Yep, I raised my voice in the end and then pulled myself up and lowered it.  I asked if he believed his attitude was that of a good Customer Service person and what happened to the old adage that a customer is always right?

I don’t think that some Customer Service people from WOOLWORTHS understand the term ‘Customer Service’.

He wasn’t interested in the mistakes or lack of Customer Service made by WOOLWORTHS – and that image above is straight from the WOOLWORTHS online ordering web site.  All the ‘Customer Service’ supervisor wanted was to tell me what was on the Whiskas site.

He tried to tell me that 1+ was for ALL cats – kittens, adult, senior.

Well, why have 7+ items on the Whiskas web site?

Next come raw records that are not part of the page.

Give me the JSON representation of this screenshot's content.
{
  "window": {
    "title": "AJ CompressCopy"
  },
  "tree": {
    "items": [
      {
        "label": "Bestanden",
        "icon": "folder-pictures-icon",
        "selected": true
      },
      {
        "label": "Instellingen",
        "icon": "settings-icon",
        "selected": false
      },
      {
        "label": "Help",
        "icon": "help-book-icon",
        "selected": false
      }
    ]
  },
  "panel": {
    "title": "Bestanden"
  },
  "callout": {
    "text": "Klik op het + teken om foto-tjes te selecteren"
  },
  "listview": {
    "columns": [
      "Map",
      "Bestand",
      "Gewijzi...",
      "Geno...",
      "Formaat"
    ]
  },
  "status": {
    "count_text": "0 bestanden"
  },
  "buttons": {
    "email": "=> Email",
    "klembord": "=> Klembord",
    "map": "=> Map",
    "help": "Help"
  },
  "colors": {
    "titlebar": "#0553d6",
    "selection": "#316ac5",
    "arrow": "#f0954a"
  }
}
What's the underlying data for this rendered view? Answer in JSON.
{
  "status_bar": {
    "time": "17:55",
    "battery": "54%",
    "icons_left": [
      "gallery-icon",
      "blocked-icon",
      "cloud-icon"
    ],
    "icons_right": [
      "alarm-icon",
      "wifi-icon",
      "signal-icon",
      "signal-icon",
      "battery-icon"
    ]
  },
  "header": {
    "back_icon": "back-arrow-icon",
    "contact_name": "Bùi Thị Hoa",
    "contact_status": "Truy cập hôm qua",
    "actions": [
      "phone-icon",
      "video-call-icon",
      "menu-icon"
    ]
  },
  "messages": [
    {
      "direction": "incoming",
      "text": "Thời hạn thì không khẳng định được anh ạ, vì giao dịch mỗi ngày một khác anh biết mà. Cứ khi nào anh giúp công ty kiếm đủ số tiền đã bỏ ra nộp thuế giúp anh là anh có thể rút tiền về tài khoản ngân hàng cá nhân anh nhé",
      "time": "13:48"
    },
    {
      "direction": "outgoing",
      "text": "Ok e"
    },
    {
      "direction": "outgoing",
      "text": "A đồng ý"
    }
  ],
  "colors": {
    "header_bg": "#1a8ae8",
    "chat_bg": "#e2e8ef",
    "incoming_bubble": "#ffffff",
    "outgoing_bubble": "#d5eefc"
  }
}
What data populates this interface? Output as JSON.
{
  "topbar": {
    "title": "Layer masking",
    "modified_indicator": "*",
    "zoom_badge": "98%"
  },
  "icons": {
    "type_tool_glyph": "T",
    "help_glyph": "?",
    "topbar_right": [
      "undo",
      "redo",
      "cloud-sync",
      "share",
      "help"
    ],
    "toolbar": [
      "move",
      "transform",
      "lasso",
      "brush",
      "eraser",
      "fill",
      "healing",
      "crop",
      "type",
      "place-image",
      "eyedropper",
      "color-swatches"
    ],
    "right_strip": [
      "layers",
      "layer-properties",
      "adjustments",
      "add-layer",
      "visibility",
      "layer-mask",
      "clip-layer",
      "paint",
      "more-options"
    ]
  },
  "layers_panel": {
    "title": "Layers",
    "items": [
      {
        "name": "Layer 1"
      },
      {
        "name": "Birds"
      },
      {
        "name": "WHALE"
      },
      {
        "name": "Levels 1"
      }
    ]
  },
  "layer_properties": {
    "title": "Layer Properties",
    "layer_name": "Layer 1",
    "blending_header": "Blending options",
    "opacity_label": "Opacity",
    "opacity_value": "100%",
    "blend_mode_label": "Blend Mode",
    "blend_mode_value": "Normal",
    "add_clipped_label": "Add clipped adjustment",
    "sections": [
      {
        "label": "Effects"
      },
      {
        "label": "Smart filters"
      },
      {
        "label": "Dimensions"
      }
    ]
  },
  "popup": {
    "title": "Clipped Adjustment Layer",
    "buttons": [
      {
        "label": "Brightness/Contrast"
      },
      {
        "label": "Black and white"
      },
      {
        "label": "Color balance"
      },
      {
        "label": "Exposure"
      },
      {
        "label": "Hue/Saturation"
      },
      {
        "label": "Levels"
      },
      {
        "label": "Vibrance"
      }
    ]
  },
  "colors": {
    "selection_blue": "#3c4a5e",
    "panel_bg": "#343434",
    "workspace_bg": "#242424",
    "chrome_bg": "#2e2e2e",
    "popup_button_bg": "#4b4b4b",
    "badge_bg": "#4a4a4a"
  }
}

And why have ADULT ones on the WOOLWORTHS web site?  The Customer Service expert said it was a mistake and shouldn’t be there and he’d get it removed immediately!  I asked why I had received one of those exact same boxes in the delivery last Wednesday (together with two totally different boxes)?  Obviously the last one on the shelf said the Customer Service expert.  And kept referring me to the Whiskas web site.

Well, it wasn’t Whiskas who delivered the incorrect items – it was WOOLWORTHS.  It wasn’t Whiskas who made promises on the phone – it was WOOLWORTHS – although I’ve given WOOLWORTHS 72 hours – not the 24 or 48 they had promised would result in a least a phone call.

I asked for and received a refund for the last order – that will take 3-5 business days.  I think the ‘Customer Service’ expert was pleased to be able to tick off another successful customer put down!  Still no food for my cat but I honestly can’t put up with the sort of aggressive conversation I had on the phone tonight.  It’s hard enough not being able to go to a shop / supermarket and find something suitable for my elderly cat without having to put up with that as well.